● Work instruction
In the records that follow, find each line with the word "date" and copy it.
Task input section start
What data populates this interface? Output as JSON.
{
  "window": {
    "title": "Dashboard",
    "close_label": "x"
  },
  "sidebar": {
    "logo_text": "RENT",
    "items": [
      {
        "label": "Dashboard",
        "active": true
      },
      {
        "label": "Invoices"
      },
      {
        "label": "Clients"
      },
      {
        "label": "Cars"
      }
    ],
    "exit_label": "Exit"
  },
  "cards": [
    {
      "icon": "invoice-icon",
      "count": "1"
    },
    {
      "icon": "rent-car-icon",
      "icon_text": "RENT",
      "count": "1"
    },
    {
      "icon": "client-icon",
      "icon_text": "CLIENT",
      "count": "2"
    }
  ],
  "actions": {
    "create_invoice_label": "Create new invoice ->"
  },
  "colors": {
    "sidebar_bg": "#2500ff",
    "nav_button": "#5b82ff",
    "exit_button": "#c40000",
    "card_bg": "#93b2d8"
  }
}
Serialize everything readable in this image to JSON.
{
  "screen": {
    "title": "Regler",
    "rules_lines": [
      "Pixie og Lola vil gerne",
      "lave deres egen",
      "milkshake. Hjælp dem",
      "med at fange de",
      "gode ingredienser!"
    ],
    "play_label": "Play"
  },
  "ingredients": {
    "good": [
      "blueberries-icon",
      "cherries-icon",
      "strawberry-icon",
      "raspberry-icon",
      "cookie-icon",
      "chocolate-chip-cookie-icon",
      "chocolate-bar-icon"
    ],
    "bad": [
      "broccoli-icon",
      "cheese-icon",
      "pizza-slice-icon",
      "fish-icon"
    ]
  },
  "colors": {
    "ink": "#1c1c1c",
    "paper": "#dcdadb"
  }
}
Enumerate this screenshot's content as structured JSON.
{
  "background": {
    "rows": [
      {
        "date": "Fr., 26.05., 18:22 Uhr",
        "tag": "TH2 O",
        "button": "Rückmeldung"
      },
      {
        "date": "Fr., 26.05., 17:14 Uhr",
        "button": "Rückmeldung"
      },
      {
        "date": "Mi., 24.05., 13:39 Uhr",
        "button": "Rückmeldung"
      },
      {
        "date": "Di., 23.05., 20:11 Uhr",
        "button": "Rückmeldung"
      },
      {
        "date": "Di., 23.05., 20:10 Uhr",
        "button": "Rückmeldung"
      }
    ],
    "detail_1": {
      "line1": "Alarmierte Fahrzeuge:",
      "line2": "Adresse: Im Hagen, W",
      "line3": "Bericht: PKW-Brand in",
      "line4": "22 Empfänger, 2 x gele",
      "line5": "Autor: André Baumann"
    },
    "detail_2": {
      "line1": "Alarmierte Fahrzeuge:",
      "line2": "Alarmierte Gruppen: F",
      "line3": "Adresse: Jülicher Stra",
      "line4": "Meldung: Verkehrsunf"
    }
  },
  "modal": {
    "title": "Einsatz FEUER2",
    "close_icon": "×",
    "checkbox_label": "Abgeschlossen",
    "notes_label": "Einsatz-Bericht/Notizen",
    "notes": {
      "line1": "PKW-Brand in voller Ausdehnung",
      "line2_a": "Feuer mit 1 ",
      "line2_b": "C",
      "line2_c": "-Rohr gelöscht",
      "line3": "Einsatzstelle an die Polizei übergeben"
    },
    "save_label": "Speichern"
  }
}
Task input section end
● Task output
        "date": "Fr., 26.05., 18:22 Uhr",
        "date": "Fr., 26.05., 17:14 Uhr",
        "date": "Mi., 24.05., 13:39 Uhr",
        "date": "Di., 23.05., 20:11 Uhr",
        "date": "Di., 23.05., 20:10 Uhr",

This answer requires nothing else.